Isabel Duncan, a scientist at the Great Ape Language Lab, doesn't understand people, but animals she gets - especially the bonobos. Isabel feels more comfortable in their world than she's ever felt among humans . . . until she meets John Thigpen, a very married reporter who braves the ever-present animal rights protesters outside the lab to see what's really going on inside.
When an explosion rocks the lab, severely injuring Isabel and 'liberating' the apes, John's human interest piece turns into the story of a lifetime, one he'll risk his career and his marriage to follow. Then a reality TV show, Ape House, featuring the missing apes debuts under mysterious circumstances, and it immediately becomes the biggest - and unlikeliest - phenomenon in the history of modern media.

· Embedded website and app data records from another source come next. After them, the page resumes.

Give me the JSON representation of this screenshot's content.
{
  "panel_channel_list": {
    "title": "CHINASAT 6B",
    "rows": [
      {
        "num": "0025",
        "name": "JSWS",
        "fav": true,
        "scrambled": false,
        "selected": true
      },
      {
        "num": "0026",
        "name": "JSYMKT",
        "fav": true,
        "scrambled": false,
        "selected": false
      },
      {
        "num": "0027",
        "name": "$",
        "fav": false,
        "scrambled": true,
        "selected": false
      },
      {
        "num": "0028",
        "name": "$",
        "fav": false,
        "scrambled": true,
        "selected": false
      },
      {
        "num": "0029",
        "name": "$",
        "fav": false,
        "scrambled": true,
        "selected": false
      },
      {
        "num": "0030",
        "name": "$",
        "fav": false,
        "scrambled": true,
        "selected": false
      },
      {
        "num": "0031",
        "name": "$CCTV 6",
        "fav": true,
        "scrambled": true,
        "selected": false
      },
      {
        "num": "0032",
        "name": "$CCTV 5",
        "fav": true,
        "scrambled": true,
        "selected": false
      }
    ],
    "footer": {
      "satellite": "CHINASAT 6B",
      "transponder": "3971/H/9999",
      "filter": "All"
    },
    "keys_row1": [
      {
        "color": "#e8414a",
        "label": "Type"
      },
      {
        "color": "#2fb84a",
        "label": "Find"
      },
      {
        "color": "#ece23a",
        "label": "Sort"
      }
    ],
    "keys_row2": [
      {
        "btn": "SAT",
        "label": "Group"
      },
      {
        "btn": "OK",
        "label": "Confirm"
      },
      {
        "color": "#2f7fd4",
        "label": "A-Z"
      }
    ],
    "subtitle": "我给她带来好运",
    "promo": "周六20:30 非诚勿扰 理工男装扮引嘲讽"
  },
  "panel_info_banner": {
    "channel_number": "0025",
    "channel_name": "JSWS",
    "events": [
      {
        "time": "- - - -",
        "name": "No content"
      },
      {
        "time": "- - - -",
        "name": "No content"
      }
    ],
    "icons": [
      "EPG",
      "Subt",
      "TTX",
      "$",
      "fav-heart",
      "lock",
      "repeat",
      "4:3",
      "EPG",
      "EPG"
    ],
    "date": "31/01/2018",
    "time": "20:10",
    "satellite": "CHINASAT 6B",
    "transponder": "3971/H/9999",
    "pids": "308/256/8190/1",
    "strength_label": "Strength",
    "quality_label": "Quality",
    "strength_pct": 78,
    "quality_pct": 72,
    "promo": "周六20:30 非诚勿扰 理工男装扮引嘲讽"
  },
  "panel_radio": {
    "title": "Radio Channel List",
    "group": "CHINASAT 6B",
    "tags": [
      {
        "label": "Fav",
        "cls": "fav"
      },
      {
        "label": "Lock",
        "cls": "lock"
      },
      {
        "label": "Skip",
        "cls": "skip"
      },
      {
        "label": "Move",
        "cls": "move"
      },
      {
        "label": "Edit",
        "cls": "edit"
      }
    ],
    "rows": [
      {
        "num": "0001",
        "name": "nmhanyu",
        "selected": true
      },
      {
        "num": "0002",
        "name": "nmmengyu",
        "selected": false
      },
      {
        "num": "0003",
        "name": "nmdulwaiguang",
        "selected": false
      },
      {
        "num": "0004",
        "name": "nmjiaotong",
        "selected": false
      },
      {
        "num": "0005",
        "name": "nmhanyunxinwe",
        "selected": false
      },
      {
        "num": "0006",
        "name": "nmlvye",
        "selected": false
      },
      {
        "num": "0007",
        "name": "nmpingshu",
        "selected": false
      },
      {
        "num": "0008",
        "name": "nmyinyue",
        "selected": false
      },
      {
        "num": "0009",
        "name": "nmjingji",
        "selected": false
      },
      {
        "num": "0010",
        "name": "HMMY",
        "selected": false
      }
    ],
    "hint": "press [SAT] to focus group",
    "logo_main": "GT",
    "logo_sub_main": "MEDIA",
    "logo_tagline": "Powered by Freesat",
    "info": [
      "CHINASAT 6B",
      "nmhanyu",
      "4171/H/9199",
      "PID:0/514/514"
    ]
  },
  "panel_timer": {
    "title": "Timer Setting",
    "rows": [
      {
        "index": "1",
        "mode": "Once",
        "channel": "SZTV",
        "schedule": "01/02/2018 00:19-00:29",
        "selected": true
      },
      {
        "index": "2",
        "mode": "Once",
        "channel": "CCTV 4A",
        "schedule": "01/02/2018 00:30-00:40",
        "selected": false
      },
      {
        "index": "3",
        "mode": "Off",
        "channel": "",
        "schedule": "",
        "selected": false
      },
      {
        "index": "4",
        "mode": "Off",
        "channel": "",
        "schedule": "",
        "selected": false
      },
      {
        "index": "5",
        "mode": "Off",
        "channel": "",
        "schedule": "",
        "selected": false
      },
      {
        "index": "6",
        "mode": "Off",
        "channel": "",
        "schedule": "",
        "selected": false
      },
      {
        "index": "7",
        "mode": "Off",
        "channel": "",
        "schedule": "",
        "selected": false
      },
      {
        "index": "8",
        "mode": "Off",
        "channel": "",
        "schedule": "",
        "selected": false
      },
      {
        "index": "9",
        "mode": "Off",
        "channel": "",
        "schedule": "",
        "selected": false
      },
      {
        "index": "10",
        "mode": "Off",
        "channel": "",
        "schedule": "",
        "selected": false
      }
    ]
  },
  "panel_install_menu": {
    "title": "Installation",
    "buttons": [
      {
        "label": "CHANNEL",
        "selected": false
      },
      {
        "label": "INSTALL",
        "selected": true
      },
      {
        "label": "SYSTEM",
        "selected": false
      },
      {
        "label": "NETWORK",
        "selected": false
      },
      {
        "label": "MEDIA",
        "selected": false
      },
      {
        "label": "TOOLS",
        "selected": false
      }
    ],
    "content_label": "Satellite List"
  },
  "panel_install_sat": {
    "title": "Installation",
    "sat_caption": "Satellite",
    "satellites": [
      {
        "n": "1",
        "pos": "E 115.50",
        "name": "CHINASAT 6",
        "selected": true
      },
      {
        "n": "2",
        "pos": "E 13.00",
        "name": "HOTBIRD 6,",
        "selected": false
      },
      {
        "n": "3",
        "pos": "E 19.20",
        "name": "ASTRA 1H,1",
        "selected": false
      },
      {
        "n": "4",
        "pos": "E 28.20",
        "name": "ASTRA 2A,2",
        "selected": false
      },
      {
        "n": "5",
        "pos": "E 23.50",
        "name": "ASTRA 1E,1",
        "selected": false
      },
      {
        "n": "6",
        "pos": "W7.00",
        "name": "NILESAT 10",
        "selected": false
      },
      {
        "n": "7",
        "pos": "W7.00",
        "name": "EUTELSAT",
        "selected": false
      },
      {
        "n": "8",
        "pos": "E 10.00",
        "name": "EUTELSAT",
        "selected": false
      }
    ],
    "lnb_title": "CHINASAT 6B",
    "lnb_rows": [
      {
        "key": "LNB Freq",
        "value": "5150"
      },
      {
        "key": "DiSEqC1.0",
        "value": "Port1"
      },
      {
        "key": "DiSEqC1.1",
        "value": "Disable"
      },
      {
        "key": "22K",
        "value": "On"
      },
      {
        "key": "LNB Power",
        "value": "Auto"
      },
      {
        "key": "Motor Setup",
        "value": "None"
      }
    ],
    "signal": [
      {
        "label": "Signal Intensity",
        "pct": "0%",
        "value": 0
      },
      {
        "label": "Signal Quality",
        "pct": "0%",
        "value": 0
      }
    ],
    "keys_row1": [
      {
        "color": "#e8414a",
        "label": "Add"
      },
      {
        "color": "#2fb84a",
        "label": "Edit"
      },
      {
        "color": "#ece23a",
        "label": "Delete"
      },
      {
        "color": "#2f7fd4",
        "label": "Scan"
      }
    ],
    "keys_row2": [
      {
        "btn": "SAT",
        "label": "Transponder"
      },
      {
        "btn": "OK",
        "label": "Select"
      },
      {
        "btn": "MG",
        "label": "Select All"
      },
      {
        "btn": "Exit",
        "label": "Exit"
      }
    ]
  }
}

Ape House delivers great entertainment, but it also opens the animal world to us in ways few novels have done, securing Sara Gruen's place as a master storyteller who allows us to see ourselves as we never have before.